Interface dataset entries:
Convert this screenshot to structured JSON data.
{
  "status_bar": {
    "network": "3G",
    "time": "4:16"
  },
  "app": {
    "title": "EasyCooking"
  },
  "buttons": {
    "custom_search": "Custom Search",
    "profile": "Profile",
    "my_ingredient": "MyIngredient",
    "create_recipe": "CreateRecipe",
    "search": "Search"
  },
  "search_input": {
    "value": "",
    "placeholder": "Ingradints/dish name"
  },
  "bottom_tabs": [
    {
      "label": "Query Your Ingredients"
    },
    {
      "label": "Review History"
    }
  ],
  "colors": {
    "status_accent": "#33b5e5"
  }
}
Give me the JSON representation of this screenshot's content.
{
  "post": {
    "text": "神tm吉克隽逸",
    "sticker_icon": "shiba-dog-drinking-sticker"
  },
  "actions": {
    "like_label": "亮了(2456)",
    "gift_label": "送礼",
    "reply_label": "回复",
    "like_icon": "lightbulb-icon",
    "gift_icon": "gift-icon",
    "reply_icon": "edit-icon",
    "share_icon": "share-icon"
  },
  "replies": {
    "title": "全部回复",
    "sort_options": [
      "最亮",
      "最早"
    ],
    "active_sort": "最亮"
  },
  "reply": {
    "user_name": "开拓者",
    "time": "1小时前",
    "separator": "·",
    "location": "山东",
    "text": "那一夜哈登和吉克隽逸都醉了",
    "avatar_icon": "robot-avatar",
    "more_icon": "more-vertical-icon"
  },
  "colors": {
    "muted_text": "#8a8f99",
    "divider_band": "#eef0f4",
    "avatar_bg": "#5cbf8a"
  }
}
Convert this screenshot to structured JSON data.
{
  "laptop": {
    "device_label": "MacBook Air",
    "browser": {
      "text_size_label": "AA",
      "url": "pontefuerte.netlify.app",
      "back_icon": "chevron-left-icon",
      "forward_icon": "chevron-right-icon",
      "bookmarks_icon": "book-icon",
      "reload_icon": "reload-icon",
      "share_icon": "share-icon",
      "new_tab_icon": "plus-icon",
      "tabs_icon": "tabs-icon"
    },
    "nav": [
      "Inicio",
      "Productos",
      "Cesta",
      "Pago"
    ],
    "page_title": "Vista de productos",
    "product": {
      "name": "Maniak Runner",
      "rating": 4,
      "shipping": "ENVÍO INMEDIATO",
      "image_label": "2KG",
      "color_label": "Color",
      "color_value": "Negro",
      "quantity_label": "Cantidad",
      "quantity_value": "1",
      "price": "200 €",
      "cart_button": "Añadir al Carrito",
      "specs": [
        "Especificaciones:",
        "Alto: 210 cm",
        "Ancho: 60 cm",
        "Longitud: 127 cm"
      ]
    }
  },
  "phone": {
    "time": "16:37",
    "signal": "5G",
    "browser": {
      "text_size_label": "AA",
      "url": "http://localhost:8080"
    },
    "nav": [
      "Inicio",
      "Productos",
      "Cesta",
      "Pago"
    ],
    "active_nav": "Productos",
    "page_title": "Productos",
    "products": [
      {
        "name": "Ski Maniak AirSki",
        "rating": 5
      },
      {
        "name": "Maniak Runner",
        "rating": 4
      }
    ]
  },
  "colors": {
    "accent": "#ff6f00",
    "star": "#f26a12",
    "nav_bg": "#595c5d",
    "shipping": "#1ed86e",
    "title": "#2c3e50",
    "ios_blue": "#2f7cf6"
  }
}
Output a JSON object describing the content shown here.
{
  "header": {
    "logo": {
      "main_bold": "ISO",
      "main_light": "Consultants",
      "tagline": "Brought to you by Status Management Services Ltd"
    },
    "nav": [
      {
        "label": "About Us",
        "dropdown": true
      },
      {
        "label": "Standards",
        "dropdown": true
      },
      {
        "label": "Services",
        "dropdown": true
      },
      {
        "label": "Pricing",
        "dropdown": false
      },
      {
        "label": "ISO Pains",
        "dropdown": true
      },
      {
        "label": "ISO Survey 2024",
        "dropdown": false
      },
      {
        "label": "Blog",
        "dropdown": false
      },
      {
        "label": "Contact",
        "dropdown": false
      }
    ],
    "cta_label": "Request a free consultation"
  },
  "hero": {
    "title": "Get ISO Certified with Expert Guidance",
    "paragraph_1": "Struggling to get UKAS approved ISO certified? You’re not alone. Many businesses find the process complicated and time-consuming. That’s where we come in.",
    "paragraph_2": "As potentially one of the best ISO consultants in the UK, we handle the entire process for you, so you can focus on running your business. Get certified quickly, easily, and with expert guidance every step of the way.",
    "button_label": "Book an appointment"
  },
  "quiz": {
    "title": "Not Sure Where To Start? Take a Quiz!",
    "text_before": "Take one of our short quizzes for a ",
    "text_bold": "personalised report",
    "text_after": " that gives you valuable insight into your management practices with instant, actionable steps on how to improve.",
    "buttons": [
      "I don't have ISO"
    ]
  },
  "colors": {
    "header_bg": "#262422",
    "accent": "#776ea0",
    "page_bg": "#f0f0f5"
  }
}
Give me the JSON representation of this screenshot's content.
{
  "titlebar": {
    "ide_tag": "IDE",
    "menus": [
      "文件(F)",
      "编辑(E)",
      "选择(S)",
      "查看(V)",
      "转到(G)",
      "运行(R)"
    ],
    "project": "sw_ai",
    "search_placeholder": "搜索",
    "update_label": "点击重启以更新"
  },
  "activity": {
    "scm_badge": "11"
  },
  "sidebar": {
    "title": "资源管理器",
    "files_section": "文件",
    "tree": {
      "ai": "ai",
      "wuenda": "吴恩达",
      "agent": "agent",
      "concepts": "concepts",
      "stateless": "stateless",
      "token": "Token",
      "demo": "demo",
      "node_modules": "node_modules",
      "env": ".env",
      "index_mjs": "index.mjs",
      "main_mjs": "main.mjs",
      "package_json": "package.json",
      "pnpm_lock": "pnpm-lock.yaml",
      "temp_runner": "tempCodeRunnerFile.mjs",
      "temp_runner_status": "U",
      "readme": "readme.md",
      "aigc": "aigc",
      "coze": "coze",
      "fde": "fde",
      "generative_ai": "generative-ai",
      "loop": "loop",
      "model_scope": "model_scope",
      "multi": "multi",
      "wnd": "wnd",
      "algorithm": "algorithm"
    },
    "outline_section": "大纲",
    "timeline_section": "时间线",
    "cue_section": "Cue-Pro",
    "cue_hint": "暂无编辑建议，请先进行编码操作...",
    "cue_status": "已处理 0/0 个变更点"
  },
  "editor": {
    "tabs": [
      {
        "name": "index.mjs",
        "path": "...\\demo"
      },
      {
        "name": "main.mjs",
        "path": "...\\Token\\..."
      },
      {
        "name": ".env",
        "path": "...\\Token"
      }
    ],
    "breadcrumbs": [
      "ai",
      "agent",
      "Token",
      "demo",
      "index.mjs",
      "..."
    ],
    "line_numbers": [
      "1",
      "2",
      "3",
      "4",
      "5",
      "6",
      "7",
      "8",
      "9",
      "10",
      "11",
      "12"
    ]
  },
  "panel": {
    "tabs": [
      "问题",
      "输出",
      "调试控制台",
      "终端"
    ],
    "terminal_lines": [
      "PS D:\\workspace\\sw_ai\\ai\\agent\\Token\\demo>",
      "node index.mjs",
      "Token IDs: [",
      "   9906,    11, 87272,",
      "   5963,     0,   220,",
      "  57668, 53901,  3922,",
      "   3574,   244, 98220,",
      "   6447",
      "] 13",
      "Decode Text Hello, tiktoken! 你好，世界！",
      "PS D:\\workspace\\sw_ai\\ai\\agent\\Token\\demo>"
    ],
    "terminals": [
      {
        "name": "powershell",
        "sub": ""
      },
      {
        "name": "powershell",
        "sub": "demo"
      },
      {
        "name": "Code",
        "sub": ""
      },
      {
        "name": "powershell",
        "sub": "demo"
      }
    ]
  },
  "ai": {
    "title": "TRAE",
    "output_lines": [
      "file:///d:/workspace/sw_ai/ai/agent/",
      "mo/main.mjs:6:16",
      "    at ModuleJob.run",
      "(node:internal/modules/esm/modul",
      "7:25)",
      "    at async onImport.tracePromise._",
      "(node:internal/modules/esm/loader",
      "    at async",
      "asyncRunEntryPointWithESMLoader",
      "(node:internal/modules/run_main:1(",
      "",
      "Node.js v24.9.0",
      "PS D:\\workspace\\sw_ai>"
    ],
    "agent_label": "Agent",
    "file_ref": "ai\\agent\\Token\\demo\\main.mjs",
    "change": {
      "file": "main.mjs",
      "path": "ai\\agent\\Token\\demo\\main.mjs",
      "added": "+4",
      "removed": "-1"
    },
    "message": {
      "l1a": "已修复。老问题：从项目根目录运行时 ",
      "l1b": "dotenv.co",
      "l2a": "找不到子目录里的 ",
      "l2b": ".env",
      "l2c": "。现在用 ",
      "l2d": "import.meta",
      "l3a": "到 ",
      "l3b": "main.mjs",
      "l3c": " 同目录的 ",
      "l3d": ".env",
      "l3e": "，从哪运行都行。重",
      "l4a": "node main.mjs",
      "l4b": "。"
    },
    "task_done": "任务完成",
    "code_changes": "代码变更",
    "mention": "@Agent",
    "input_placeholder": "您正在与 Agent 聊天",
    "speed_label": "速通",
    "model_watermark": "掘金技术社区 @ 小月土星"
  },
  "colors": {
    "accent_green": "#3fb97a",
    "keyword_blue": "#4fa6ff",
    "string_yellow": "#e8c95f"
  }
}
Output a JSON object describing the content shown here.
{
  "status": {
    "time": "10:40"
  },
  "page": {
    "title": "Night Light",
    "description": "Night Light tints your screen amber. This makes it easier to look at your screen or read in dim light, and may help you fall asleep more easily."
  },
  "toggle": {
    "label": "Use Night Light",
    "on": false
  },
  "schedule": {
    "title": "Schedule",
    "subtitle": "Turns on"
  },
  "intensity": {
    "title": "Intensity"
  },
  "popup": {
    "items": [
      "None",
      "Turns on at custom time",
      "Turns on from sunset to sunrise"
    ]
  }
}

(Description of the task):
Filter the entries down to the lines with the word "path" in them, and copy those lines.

(Task response):
        "path": "...\\demo"
        "path": "...\\Token\\..."
        "path": "...\\Token"
      "path": "ai\\agent\\Token\\demo\\main.mjs",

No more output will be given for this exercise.